Most e-retailers in 2016 understand that it’s going to take a lot more than throwing up a website filled with product photos to convert shoppers into customers.
In fact, a great majority of online retailers have taken their brands a step further in strengthening consumer relations by creating entire content marketing strategies.
These include blogs, newsletters, videos, and social media content.
All of these work together by using the power of an element that has been around since the beginning of time: storytelling.
When it comes right down to it, content marketing, particularly the successful brand of content marketing, lives and thrives on the power of storytelling.
The Practical Small Business Advice blog makes the case for content marketing as a form of storytelling:
When you think about content marketing… what is it that you really think of? What’s the concept of content marketing?
Content marketing, simply put is telling a story, a good story at that, capable of attracting readers to your brand.
The reader’s attention is precious. To gain that you need to give something valuable in return.
Claudiu Murariu wrote a four-point guide speaking on the power of story as it’s used externally in a variety of industries:
Storytelling is a powerful form of communication for driving action. It is an amazing weapon used in marketing, art and entertainment: a great story hooks people and engages them.
But if you read through his guide, you’ll note that great storytelling often begins with internal organization.
Furthermore, he encourages marketers of all sorts to use the power of story throughout all of their sales funnel media, such as email opt-in forms, newsletter opt-ins, and any other type of media that invites the reader to become emotionally invested and part of a living, breathing story.
Digitalist Magazine offers us an excellent explanation as to why simply trying to convert shoppers with cold hard facts and data often fails to work, especially with regards to a cold, detached online shopping experience.
Here’s what they say about converting hard data into stories as a conversion tool:
Storytelling puts the data collected in context to the different users and stakeholders by trying to make sense of it all. The result of good storytelling is empathy for your user and in some cases actually gain a better understanding of who the users are.
You start to feel their pain, truly understand their real needs, and maybe even uncover hidden needs. This new perspective allows you to articulate the needs in a way your users have not been able to.
Do you also notice a concept that they’ve mentioned regarding the ability to feel a consumer’s pain while uncovering their needs?
They’ve encouraged you to put yourself in your consumer’s place as you’re crafting stories with the use of a very powerful tool: empathy.
There isn’t a human alive who doesn’t want to feel understood. Everyone wants to experience themselves in a story. And even if a particular story doesn’t personally resonate with a consumer, then the consumer at the very least wants to envision a plausible and enjoyable story.
Digitalist Magazine breaks down why empathy works so well to sell brand and product stories:

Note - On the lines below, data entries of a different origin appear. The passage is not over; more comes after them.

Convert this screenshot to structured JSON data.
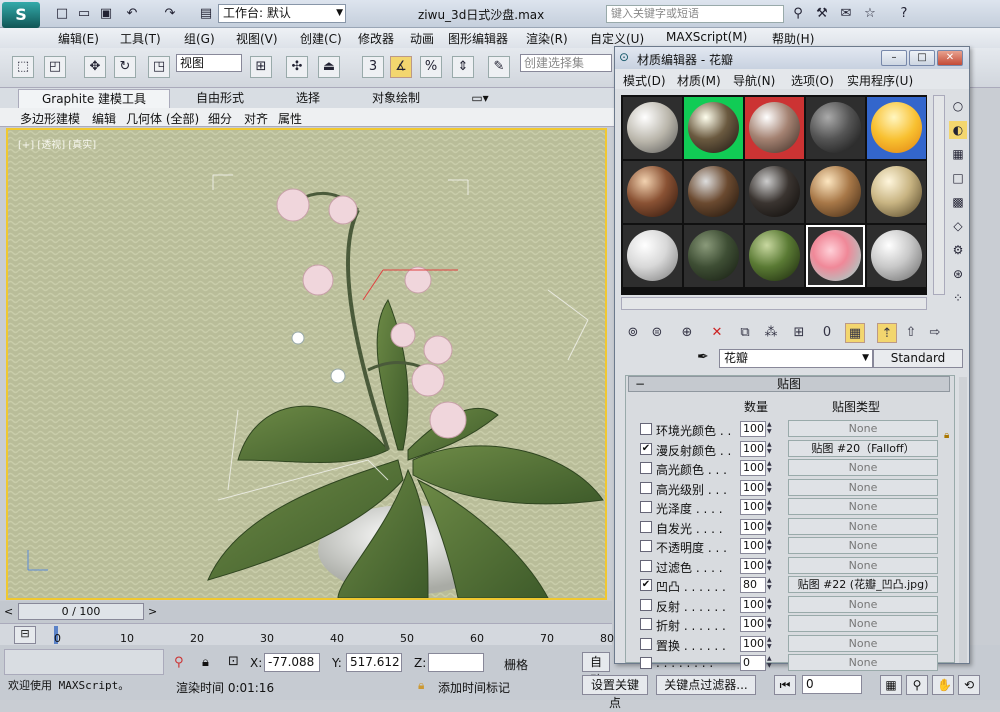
{
  "title": {
    "workspace_label": "工作台: 默认",
    "file_title": "ziwu_3d日式沙盘.max",
    "search_placeholder": "键入关键字或短语"
  },
  "menu": [
    "编辑(E)",
    "工具(T)",
    "组(G)",
    "视图(V)",
    "创建(C)",
    "修改器",
    "动画",
    "图形编辑器",
    "渲染(R)",
    "自定义(U)",
    "MAXScript(M)",
    "帮助(H)"
  ],
  "toolbar": {
    "view_combo": "视图",
    "selection_set_placeholder": "创建选择集"
  },
  "ribbon": {
    "tabs": [
      "Graphite 建模工具",
      "自由形式",
      "选择",
      "对象绘制"
    ],
    "subtabs": [
      "多边形建模",
      "编辑",
      "几何体 (全部)",
      "细分",
      "对齐",
      "属性"
    ]
  },
  "viewport": {
    "label": "[+] [透视] [真实]"
  },
  "timeline": {
    "slider": "0 / 100",
    "ticks": [
      "0",
      "10",
      "20",
      "30",
      "40",
      "50",
      "60",
      "70",
      "80"
    ]
  },
  "status": {
    "welcome": "欢迎使用 MAXScript。",
    "render_time": "渲染时间 0:01:16",
    "x_label": "X:",
    "x_value": "-77.088",
    "y_label": "Y:",
    "y_value": "517.612",
    "z_label": "Z:",
    "grid_label": "栅格",
    "auto_key": "自动",
    "add_time_tag": "添加时间标记",
    "set_key": "设置关键点",
    "key_filters": "关键点过滤器...",
    "frame_value": "0"
  },
  "material_editor": {
    "title": "材质编辑器 - 花瓣",
    "menu": [
      "模式(D)",
      "材质(M)",
      "导航(N)",
      "选项(O)",
      "实用程序(U)"
    ],
    "material_name": "花瓣",
    "material_type": "Standard",
    "rollout_title": "贴图",
    "col_amount": "数量",
    "col_maptype": "贴图类型",
    "maps": [
      {
        "label": "环境光颜色 . .",
        "checked": false,
        "amount": "100",
        "map": "None"
      },
      {
        "label": "漫反射颜色 . .",
        "checked": true,
        "amount": "100",
        "map": "贴图 #20（Falloff）"
      },
      {
        "label": "高光颜色 . . .",
        "checked": false,
        "amount": "100",
        "map": "None"
      },
      {
        "label": "高光级别 . . .",
        "checked": false,
        "amount": "100",
        "map": "None"
      },
      {
        "label": "光泽度 . . . .",
        "checked": false,
        "amount": "100",
        "map": "None"
      },
      {
        "label": "自发光 . . . .",
        "checked": false,
        "amount": "100",
        "map": "None"
      },
      {
        "label": "不透明度 . . .",
        "checked": false,
        "amount": "100",
        "map": "None"
      },
      {
        "label": "过滤色 . . . .",
        "checked": false,
        "amount": "100",
        "map": "None"
      },
      {
        "label": "凹凸 . . . . . .",
        "checked": true,
        "amount": "80",
        "map": "贴图 #22 (花瓣_凹凸.jpg)"
      },
      {
        "label": "反射 . . . . . .",
        "checked": false,
        "amount": "100",
        "map": "None"
      },
      {
        "label": "折射 . . . . . .",
        "checked": false,
        "amount": "100",
        "map": "None"
      },
      {
        "label": "置换 . . . . . .",
        "checked": false,
        "amount": "100",
        "map": "None"
      },
      {
        "label": ". . . . . . . .",
        "checked": false,
        "amount": "0",
        "map": "None"
      }
    ]
  }
}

Stories make us feel emotions, activating different parts of the brain than it would if you were to just listen to a list of facts. Stories help you make the connections- see how your users’ interactions with people, processes or systems make them think, feel or react in a certain way.

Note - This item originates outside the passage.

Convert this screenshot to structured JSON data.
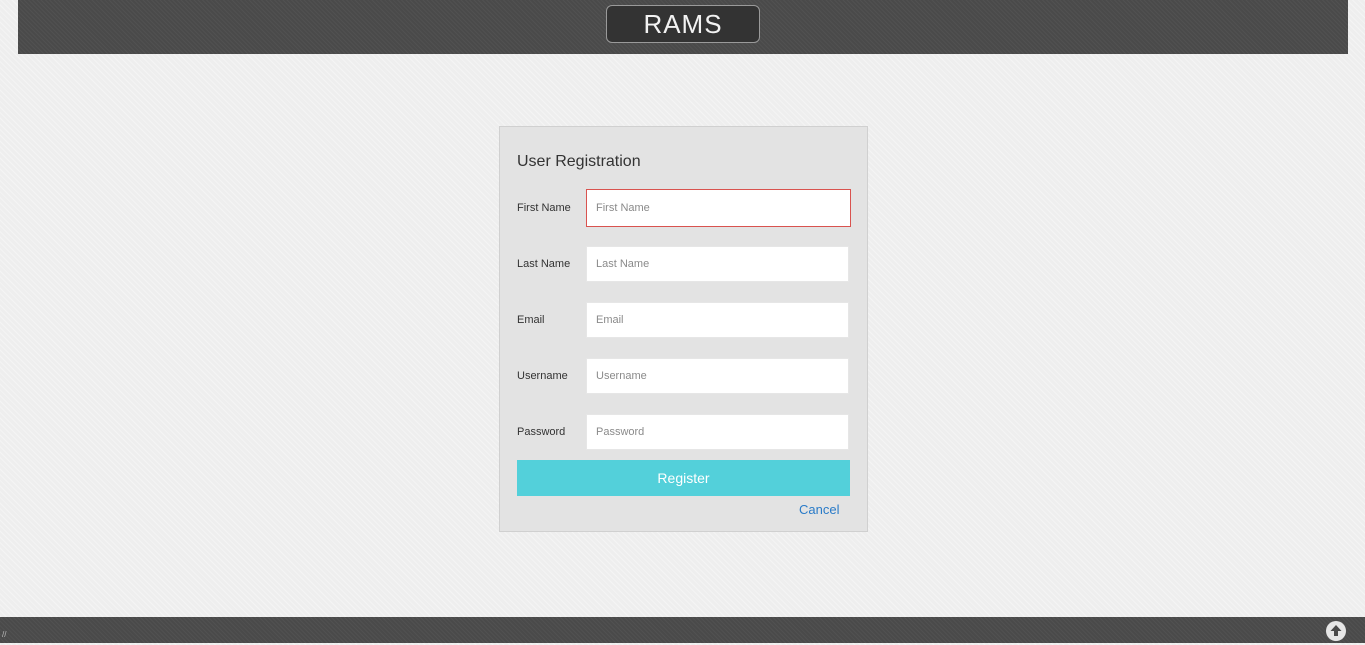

When we hear stories, we try to relate to it by thinking of our own experiences, making us feel happiness or pain. This seems to be the way human beings are wired!
Now that you’re probably excited about telling your shoppers and regular customers all types of stories, you’re probably worried about how you’ll come up with stories, and where you’ll source them from.
This is especially true if you’re selling a product or a service that isn’t perceived to be sexy or interesting by the masses (but your product is necessary and desirable by those in the know).
But sourcing and producing your stories aren’t hard if you use the resources that are readily available to you (or your marketing team):
1. Listen To Your Customers
Your customers are either constantly trying to get your attention, or they’re talking about you. They attempt to gain your attention in the comments section of your website blogs, or they reach out to you on social media channels.
And if they’re not directly reaching out to you, then be certain that they’re talking about your brand to their online social circle.
Online social platforms in many ways have become what the neighborhood watering hole used to be. They offer connection and opportunities to tell and share stories. They allow people to be heard in a safe environment.
Therefore, you should go to some of these locations and hang out with your shoppers and customers. Listen to the conversations, and chime in when necessary.
Not only is this a great way for your team to capture possible stories first-hand, but this also gives your team the opportunity to control branding narratives before negative stories spread wildly, and out of control.
2. Use Your Internal Resources.
Did you know that customers want to read product stories? They love learning about the story of how you products are manufactured, the materials they’re made out of, or other behind-the-story points of interest.
Think of all of those nameless and faceless employees who are responsible for your product’s supply chain? Their stories deserve to be told, and consumers will feel a much stronger affinity towards your offering when they learn more about the people who selflessly serve the supply chain process!
Storytelling transforms your company from a cold, removed brand that constantly solicits money into one that’s human, alive, and endearing. This is what’s going to cement brand loyalty while boosting your revenue.